● **How to complete this task**: The full listing is to be returned exactly as given, but without pictures.

»»

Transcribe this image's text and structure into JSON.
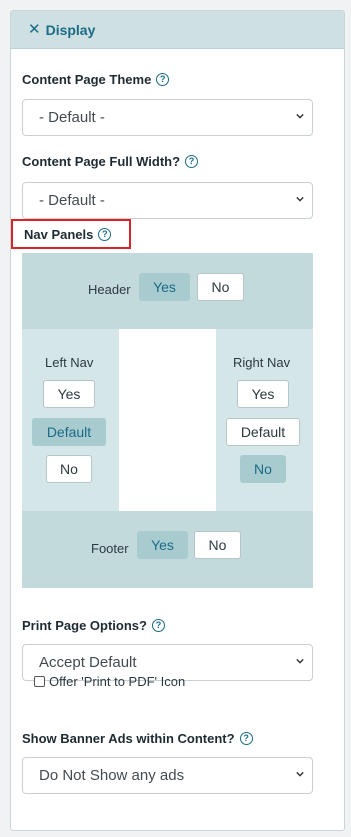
{
  "panel": {
    "title": "Display",
    "close_icon": "close-icon"
  },
  "content_theme": {
    "label": "Content Page Theme",
    "value": "- Default -"
  },
  "full_width": {
    "label": "Content Page Full Width?",
    "value": "- Default -"
  },
  "nav_panels": {
    "label": "Nav Panels",
    "header": {
      "label": "Header",
      "yes": "Yes",
      "no": "No",
      "selected": "Yes"
    },
    "left": {
      "label": "Left Nav",
      "yes": "Yes",
      "default": "Default",
      "no": "No",
      "selected": "Default"
    },
    "right": {
      "label": "Right Nav",
      "yes": "Yes",
      "default": "Default",
      "no": "No",
      "selected": "No"
    },
    "footer": {
      "label": "Footer",
      "yes": "Yes",
      "no": "No",
      "selected": "Yes"
    }
  },
  "print_options": {
    "label": "Print Page Options?",
    "value": "Accept Default",
    "checkbox_label": "Offer 'Print to PDF' Icon",
    "checkbox_checked": false
  },
  "banner_ads": {
    "label": "Show Banner Ads within Content?",
    "value": "Do Not Show any ads"
  },
  "colors": {
    "accent": "#1a6b86",
    "header_bg": "#cfe0e3",
    "nav_outer_bg": "#c3dadd",
    "nav_side_bg": "#d5e6e8",
    "active_btn_bg": "#a8cbd0",
    "highlight_border": "#d9252a"
  }
}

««

● **Answer to this exercise**:
Transcribe this image's text and structure into JSON.
{
  "panel": {
    "title": "Display",
    "close_icon": "close-icon"
  },
  "content_theme": {
    "label": "Content Page Theme",
    "value": "- Default -"
  },
  "full_width": {
    "label": "Content Page Full Width?",
    "value": "- Default -"
  },
  "nav_panels": {
    "label": "Nav Panels",
    "header": {
      "label": "Header",
      "yes": "Yes",
      "no": "No",
      "selected": "Yes"
    },
    "left": {
      "label": "Left Nav",
      "yes": "Yes",
      "default": "Default",
      "no": "No",
      "selected": "Default"
    },
    "right": {
      "label": "Right Nav",
      "yes": "Yes",
      "default": "Default",
      "no": "No",
      "selected": "No"
    },
    "footer": {
      "label": "Footer",
      "yes": "Yes",
      "no": "No",
      "selected": "Yes"
    }
  },
  "print_options": {
    "label": "Print Page Options?",
    "value": "Accept Default",
    "checkbox_label": "Offer 'Print to PDF' Icon",
    "checkbox_checked": false
  },
  "banner_ads": {
    "label": "Show Banner Ads within Content?",
    "value": "Do Not Show any ads"
  },
  "colors": {
    "accent": "#1a6b86",
    "header_bg": "#cfe0e3",
    "nav_outer_bg": "#c3dadd",
    "nav_side_bg": "#d5e6e8",
    "active_btn_bg": "#a8cbd0",
    "highlight_border": "#d9252a"
  }
}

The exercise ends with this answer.